|(by Diet Simon)
of Germany's most prominent conservative politicians wants the agreement
between government and the power industry to end nuclear power production to
The premier of Lower Saxony state, Christian Wulff, of Chancellor Angela
Merkel's Christian Democratic Union (CDU), said in his New Year's address
that he favours "a creative interpretation" of the coalition agreement at
national level with the co-governing Social Democrats, which confirms the
arrangements to end nuclear power.
Wulff wants the pact to end nuclear power by 2021 reversed in two steps.
"Until the 2009 federal election no nuclear power station has to be taken
off the grid under the agreement," said the regional politician widely
tipped as a future national CDU leader.
To avoid closures of nuclear reactors before the 2009 poll, he said, the
unused power production contingent of the shut down Mülheim-Kärlich station
(125 km northwest of Frankfurt on Main) should be transferred to other
stations. Following strong resistance by local people from the beginning,
Mülheim-Kärlich was taken off the grid in 1988 after only 13 months of
Wulff said in his broadcast message that he didn't want "an exit for
ideological reasons when all the countries surrounding us are extending the

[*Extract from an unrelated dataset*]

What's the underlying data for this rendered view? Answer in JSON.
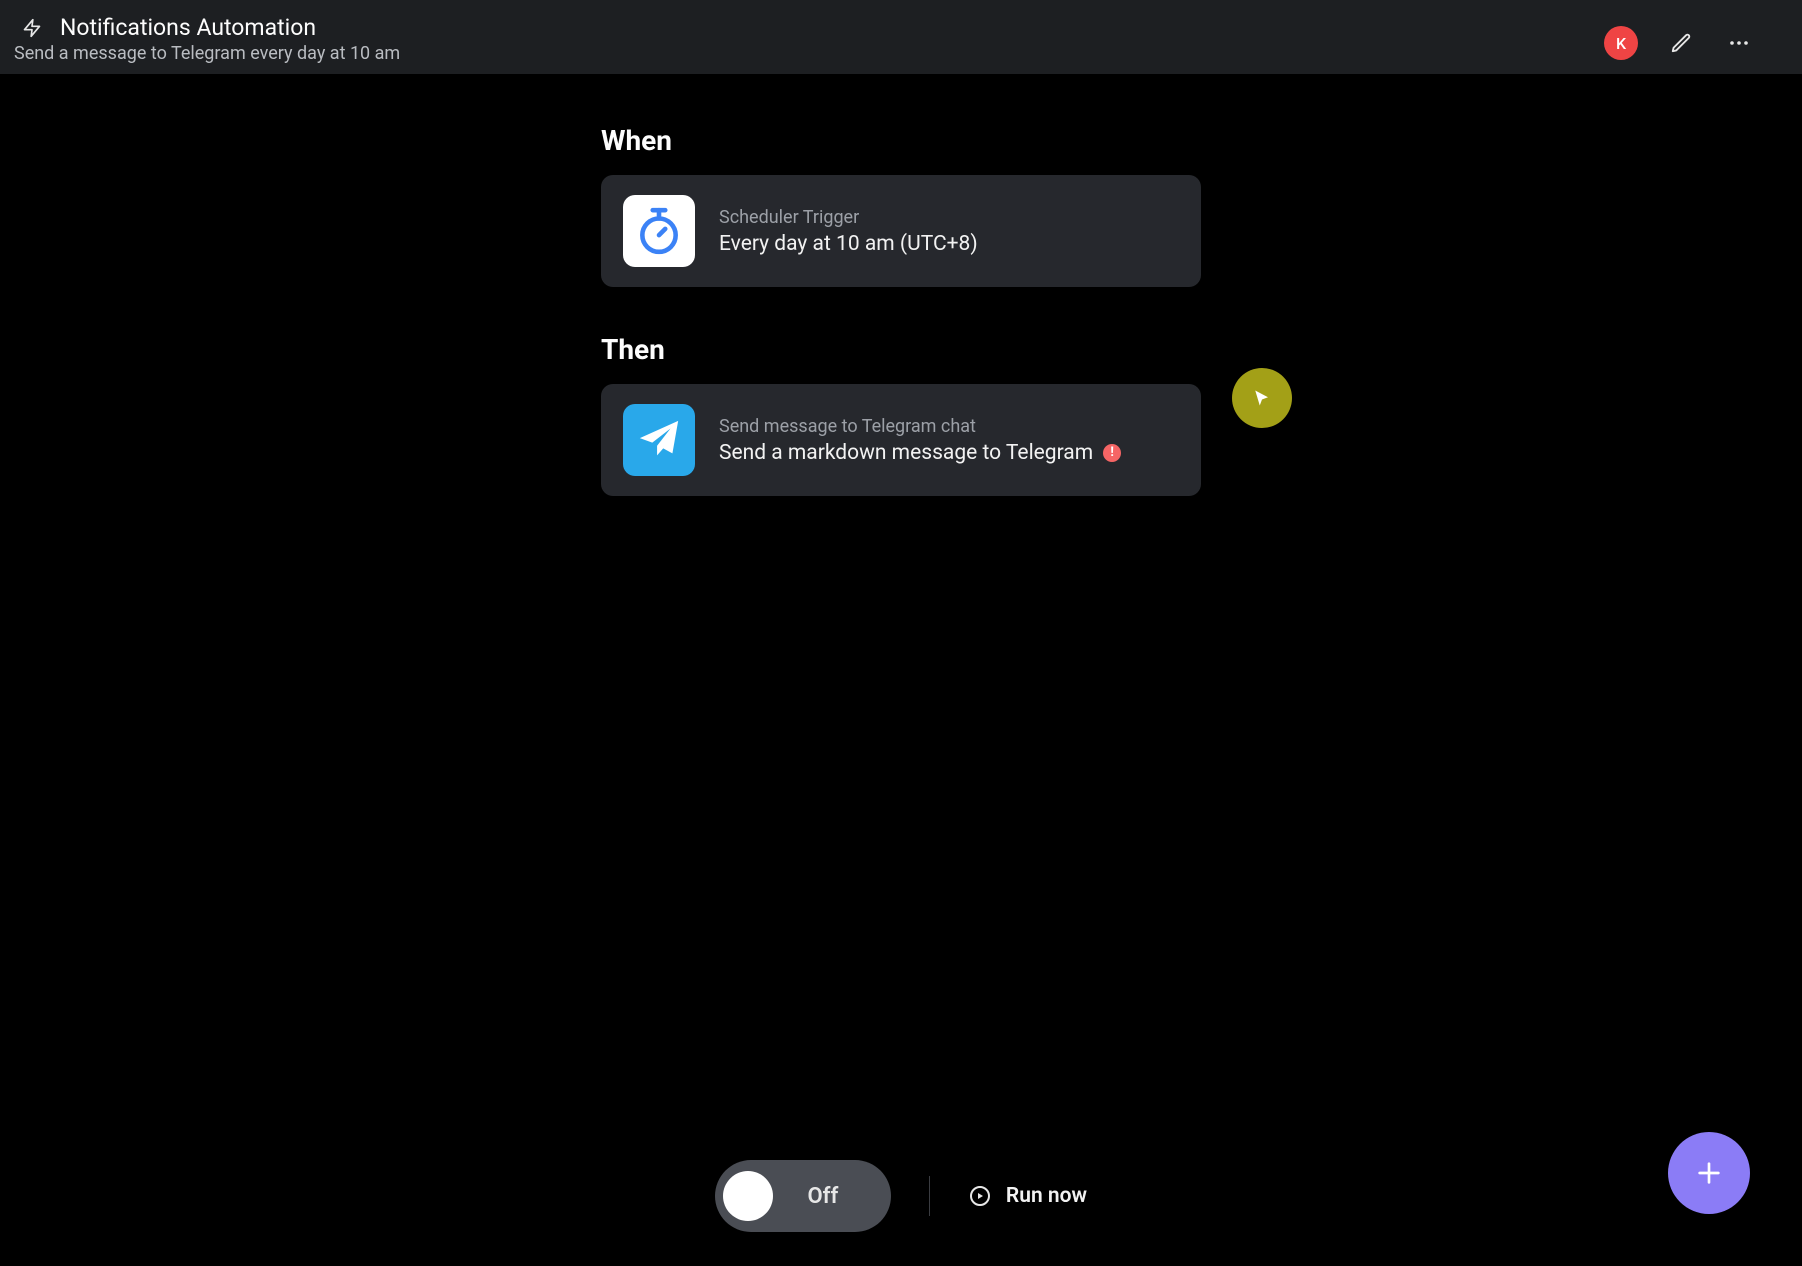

operating times" of their nukes.
Lower Saxony contains Gorleben, a village of 800 where the nation's
highly-active nuclear waste is stored in a hall opponents deride as no safer
than a potato barn, and where a salt deposit has been explored as a possible
Exploration was stopped over scientific concerns that the salt was not safe.
Wulff - and Chancellor Merkel - want it resumed.
The only right thing to do was to end the exploration moratorium of the
previous Social Democrat-Greens government, he said.
Wulff was sceptical of the announcement by environment minister, Sigmar
Gabriel, of the co-governing Social Democratic Party, also to explore other
sites for suitability as final dumps.
Although the Social Democrats and Christian Democrats in Berlin don't agree
on nuclear policy, Gabriel also says the salt deposit in Gorleben is
geologically suitable for a final nuclear waste depository but other
locations will be considered. (http://de.indymedia.org/2006/12/164780.shtml)
"The findings so far about a dense rock cover and hence the barrier function
of the salt were positively confirmed," wrote Gabriel, in response to an
open letter from opponents of nuclear installations in the north German
Wulff said in his address, "From our point of view, other locations will be
seriously considered only after the exploration of Gorleben is finished and
it turns out to be unsuitable."
Gorleben nuclear opponents allege that every new consignment of highly
active nuclear waste into a hall cheek-by-jowl with the exploratory mine
makes permanent dumping in Gorleben more likely. So does the difficulty of
shifting the waste yet again to any other location, given that every
transport costs about 50 million euros to police.
Last month 12 so-called Castor caskets brought to Gorleben raised to 80 the
number in a prefabricated concrete hall protesters say is vulnerable to air
attack. Almost 140 are to be there ultimately. Activists claim that every
Castor casket contains significantly more radioactivity than an Hiroshima
The Gorleben exploration mine is situated about 2 km south of the Elbe
River. Two shafts 933 m and 840 m deep are situated in the centre of the
Gorleben salt dome, which is approximately 14 km long and 4 km wide. The top
of the salt dome (salt wash surface) is about 250 m below the surface, the
salt dome base lies at depths between 3,200 m and 3,400 m.